→ **TASK REQUIREMENTS**: Search the material below for "title" and copy every line where it occurs.

→ **RECORDS PROVIDED**:
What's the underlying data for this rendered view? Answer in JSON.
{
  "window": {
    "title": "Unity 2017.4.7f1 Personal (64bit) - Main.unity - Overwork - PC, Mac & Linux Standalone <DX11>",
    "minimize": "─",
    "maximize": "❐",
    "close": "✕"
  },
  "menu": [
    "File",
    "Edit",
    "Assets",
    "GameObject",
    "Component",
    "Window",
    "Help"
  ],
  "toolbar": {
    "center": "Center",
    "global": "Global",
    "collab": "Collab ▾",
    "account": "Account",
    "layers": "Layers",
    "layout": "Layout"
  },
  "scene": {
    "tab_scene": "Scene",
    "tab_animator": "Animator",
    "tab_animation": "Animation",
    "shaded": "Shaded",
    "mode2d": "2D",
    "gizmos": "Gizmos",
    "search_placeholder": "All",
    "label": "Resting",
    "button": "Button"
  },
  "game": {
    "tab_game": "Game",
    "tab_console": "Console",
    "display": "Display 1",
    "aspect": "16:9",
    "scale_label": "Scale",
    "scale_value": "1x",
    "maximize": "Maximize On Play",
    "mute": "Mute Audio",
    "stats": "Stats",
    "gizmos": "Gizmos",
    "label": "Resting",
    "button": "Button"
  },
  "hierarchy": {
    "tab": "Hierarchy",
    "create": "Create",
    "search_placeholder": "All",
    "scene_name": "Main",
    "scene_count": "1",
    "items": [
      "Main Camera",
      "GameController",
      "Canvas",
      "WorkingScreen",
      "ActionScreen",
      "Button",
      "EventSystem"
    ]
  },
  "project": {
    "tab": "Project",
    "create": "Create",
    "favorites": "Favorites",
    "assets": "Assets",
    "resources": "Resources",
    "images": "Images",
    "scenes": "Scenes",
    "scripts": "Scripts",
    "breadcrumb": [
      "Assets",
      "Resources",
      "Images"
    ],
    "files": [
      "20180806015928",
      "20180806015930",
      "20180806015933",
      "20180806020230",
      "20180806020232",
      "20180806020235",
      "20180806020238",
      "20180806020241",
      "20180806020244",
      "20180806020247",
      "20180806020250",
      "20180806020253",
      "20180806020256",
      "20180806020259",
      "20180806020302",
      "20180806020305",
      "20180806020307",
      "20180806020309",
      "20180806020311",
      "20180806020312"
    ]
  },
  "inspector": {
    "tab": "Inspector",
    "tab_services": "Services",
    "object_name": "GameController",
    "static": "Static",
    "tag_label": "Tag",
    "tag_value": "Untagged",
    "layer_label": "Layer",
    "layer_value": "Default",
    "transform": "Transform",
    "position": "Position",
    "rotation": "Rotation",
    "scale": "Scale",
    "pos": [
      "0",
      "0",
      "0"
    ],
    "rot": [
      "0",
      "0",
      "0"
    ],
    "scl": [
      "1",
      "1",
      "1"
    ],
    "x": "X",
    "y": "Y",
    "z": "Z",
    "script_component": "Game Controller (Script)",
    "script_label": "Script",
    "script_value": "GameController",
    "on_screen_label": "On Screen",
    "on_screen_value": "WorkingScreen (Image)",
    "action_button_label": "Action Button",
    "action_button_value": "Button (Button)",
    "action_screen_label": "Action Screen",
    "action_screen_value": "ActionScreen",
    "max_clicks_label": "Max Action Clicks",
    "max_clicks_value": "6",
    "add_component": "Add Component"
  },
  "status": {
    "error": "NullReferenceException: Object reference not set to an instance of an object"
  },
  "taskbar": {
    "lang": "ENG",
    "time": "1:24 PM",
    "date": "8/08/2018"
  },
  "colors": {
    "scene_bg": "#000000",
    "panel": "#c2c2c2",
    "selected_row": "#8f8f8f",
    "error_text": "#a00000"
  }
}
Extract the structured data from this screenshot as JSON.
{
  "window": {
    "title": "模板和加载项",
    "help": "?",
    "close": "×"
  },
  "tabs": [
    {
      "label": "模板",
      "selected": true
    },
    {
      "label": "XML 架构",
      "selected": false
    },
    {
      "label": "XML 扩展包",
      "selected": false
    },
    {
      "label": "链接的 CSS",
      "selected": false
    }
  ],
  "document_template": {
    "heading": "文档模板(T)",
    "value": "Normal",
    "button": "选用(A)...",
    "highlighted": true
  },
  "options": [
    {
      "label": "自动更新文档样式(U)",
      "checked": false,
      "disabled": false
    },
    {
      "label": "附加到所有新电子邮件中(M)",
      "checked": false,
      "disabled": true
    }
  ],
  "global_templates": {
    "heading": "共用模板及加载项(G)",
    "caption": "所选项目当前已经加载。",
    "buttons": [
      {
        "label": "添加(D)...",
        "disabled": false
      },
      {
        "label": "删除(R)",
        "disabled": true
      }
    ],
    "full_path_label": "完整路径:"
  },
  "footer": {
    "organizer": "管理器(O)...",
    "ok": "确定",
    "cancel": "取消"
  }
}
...
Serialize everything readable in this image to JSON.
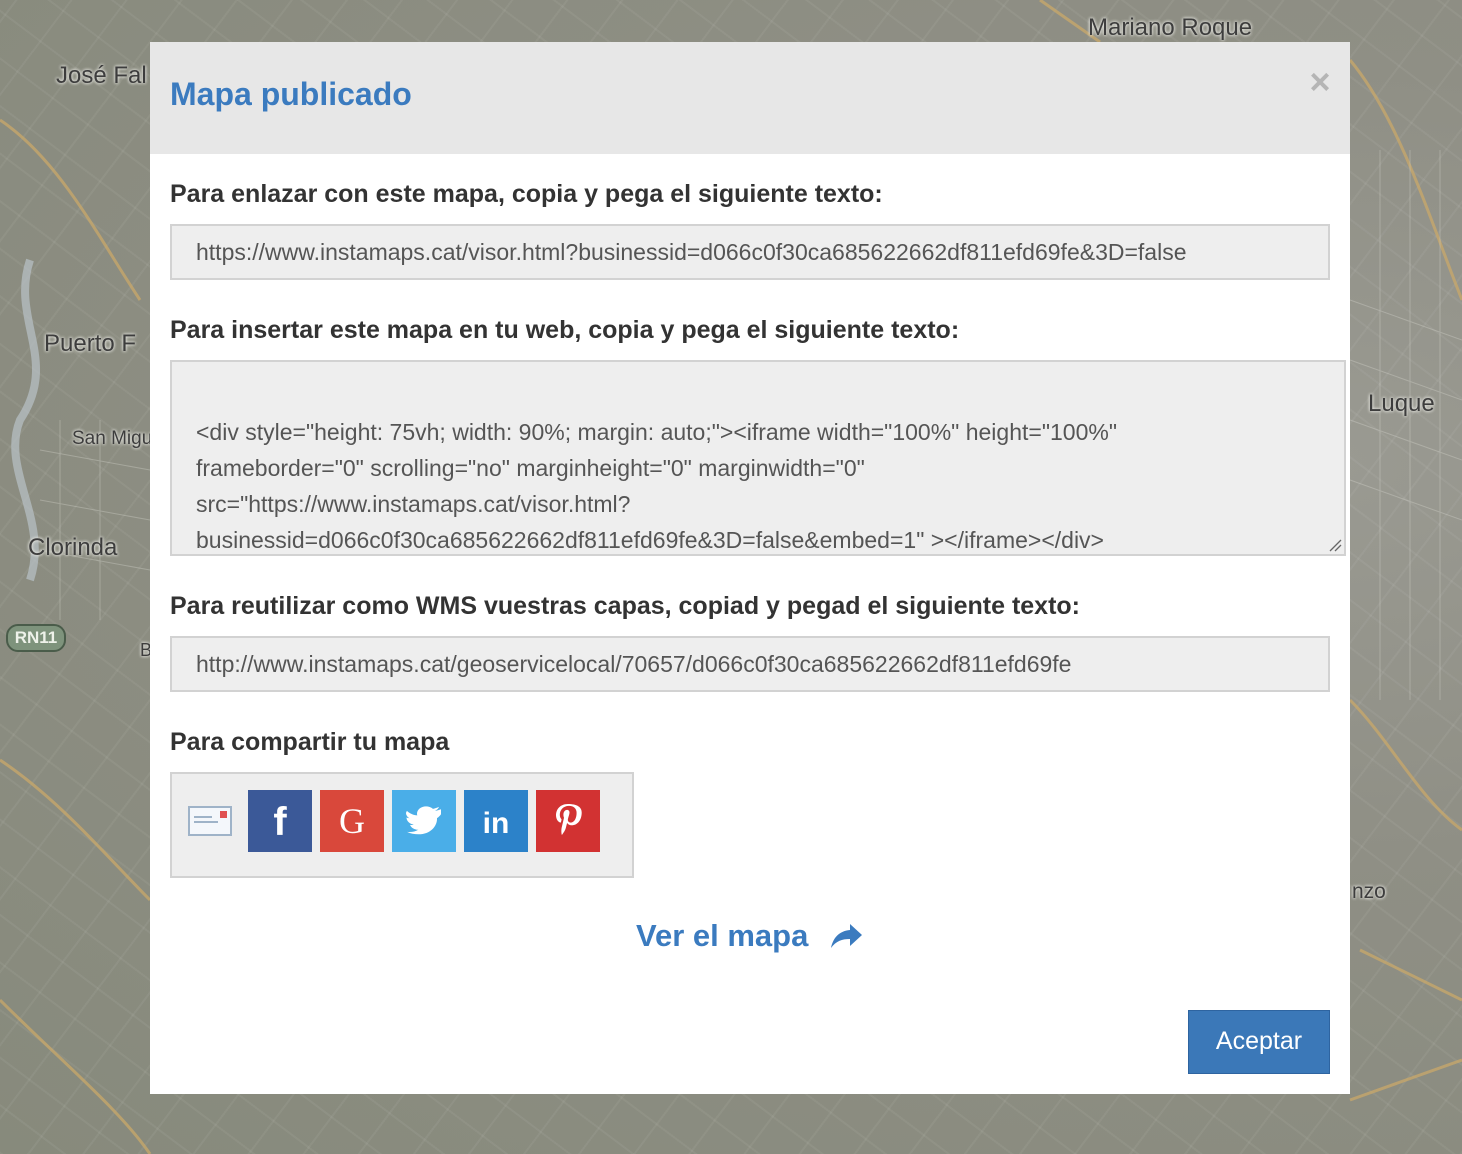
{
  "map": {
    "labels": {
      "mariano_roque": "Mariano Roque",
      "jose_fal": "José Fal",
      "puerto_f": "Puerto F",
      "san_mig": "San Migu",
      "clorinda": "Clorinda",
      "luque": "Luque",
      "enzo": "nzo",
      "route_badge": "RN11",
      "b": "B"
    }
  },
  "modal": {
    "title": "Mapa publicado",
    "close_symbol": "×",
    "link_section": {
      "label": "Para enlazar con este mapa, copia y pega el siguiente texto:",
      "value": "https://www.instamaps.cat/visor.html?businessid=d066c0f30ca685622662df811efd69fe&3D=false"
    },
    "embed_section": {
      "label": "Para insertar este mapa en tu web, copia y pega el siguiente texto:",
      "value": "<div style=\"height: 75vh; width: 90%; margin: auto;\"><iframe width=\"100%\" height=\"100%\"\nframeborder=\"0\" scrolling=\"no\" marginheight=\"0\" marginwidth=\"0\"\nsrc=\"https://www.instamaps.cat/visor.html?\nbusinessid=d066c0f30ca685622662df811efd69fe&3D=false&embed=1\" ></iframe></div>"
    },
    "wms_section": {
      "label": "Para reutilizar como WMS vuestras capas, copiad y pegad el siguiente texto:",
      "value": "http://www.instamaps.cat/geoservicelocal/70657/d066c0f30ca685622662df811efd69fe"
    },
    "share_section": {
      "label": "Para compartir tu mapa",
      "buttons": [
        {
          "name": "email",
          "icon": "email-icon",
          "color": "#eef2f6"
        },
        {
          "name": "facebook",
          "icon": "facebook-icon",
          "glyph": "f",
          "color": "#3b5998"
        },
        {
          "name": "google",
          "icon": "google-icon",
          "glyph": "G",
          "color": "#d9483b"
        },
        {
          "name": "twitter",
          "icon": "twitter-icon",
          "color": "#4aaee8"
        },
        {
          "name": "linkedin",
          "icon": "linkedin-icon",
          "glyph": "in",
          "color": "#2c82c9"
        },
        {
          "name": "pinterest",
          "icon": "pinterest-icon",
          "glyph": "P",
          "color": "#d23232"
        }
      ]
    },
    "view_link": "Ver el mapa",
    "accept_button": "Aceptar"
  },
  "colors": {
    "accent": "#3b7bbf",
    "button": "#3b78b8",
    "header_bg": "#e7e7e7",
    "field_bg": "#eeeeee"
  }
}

→ **WRITTEN SOLUTION**:
    "title": "Unity 2017.4.7f1 Personal (64bit) - Main.unity - Overwork - PC, Mac & Linux Standalone <DX11>",
    "title": "模板和加载项",
    "title": "Mapa publicado",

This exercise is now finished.